*PROBLEM STATEMENT:*
Each line of the data below that carries the word "JSON" needs to be copied.

DATA FOR THIS TASK section start

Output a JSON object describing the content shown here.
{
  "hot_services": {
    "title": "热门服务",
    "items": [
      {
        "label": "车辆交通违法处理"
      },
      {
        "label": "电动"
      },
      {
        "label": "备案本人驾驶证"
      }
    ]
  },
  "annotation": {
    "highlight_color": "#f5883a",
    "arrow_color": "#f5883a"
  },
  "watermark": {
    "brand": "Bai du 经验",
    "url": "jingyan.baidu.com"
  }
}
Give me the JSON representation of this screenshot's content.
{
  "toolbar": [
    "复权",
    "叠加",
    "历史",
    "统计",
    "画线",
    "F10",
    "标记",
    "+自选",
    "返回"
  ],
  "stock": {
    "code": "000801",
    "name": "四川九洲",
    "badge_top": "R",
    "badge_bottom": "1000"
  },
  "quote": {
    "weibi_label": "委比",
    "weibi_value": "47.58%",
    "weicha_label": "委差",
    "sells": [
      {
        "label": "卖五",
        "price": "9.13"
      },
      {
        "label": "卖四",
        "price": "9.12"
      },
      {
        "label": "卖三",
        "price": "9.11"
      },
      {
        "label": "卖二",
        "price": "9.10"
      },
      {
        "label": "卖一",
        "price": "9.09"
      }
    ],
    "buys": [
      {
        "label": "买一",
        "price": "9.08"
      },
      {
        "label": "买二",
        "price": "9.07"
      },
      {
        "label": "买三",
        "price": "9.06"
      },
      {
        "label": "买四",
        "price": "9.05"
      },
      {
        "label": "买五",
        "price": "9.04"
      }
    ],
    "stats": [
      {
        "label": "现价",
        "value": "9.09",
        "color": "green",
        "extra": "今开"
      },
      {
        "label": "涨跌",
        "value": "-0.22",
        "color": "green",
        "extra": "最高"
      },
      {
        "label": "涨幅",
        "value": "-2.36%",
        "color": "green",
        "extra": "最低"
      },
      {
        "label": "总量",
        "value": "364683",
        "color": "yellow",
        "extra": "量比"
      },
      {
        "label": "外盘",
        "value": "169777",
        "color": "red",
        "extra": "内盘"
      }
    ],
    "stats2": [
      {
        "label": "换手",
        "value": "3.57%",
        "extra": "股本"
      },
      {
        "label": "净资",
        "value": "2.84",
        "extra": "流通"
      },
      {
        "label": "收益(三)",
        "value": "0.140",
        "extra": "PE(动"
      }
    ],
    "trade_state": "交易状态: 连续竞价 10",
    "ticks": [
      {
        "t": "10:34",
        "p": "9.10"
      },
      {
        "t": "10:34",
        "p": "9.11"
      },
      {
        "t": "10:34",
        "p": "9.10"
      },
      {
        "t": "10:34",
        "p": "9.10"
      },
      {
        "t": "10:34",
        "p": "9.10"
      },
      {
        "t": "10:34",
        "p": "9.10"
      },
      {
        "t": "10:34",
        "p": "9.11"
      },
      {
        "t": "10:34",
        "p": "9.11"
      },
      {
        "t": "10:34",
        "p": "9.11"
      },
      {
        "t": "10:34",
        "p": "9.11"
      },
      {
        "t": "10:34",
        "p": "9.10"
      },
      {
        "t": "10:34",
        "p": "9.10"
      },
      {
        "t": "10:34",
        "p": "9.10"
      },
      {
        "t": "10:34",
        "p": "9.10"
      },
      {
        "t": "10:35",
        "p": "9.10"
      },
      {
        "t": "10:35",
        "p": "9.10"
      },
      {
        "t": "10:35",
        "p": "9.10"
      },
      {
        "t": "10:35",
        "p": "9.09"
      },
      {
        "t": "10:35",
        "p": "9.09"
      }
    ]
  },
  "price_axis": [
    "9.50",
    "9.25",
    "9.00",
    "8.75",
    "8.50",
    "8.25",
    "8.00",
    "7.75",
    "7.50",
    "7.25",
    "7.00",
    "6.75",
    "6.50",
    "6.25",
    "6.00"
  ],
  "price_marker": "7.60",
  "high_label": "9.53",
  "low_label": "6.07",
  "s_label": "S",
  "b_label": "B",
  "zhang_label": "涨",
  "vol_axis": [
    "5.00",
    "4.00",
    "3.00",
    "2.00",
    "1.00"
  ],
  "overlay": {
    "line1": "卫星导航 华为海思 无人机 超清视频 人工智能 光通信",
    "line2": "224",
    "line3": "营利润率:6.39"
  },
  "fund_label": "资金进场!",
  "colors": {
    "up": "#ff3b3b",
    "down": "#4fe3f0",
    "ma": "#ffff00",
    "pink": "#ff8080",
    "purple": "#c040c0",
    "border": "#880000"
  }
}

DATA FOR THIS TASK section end

*SOLUTION:*
Output a JSON object describing the content shown here.
Give me the JSON representation of this screenshot's content.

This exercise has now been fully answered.